PROBLEM STATEMENT — Go through the data below and gather each line containing "photo".

Interface dataset entries
Segment Open
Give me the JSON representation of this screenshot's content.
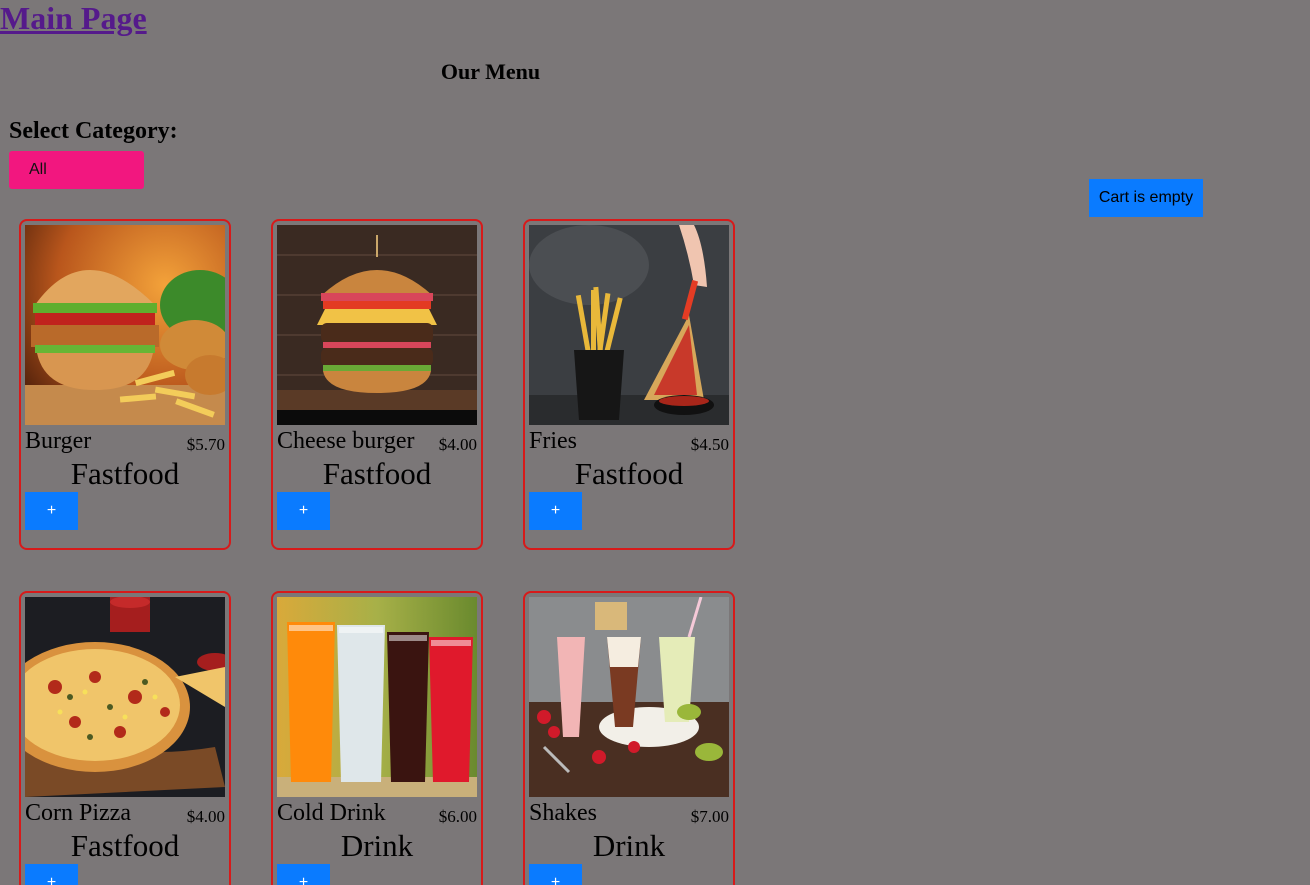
{
  "header": {
    "main_link": "Main Page",
    "menu_title": "Our Menu",
    "category_label": "Select Category:",
    "category_selected": "All"
  },
  "cart": {
    "status": "Cart is empty"
  },
  "products": [
    {
      "name": "Burger",
      "price": "$5.70",
      "category": "Fastfood",
      "add_label": "+",
      "image": "burger-photo"
    },
    {
      "name": "Cheese burger",
      "price": "$4.00",
      "category": "Fastfood",
      "add_label": "+",
      "image": "cheese-burger-photo"
    },
    {
      "name": "Fries",
      "price": "$4.50",
      "category": "Fastfood",
      "add_label": "+",
      "image": "fries-photo"
    },
    {
      "name": "Corn Pizza",
      "price": "$4.00",
      "category": "Fastfood",
      "add_label": "+",
      "image": "pizza-photo"
    },
    {
      "name": "Cold Drink",
      "price": "$6.00",
      "category": "Drink",
      "add_label": "+",
      "image": "cold-drink-photo"
    },
    {
      "name": "Shakes",
      "price": "$7.00",
      "category": "Drink",
      "add_label": "+",
      "image": "shakes-photo"
    }
  ]
}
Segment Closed
SOLVED EXERCISE —
      "image": "burger-photo"
      "image": "cheese-burger-photo"
      "image": "fries-photo"
      "image": "pizza-photo"
      "image": "cold-drink-photo"
      "image": "shakes-photo"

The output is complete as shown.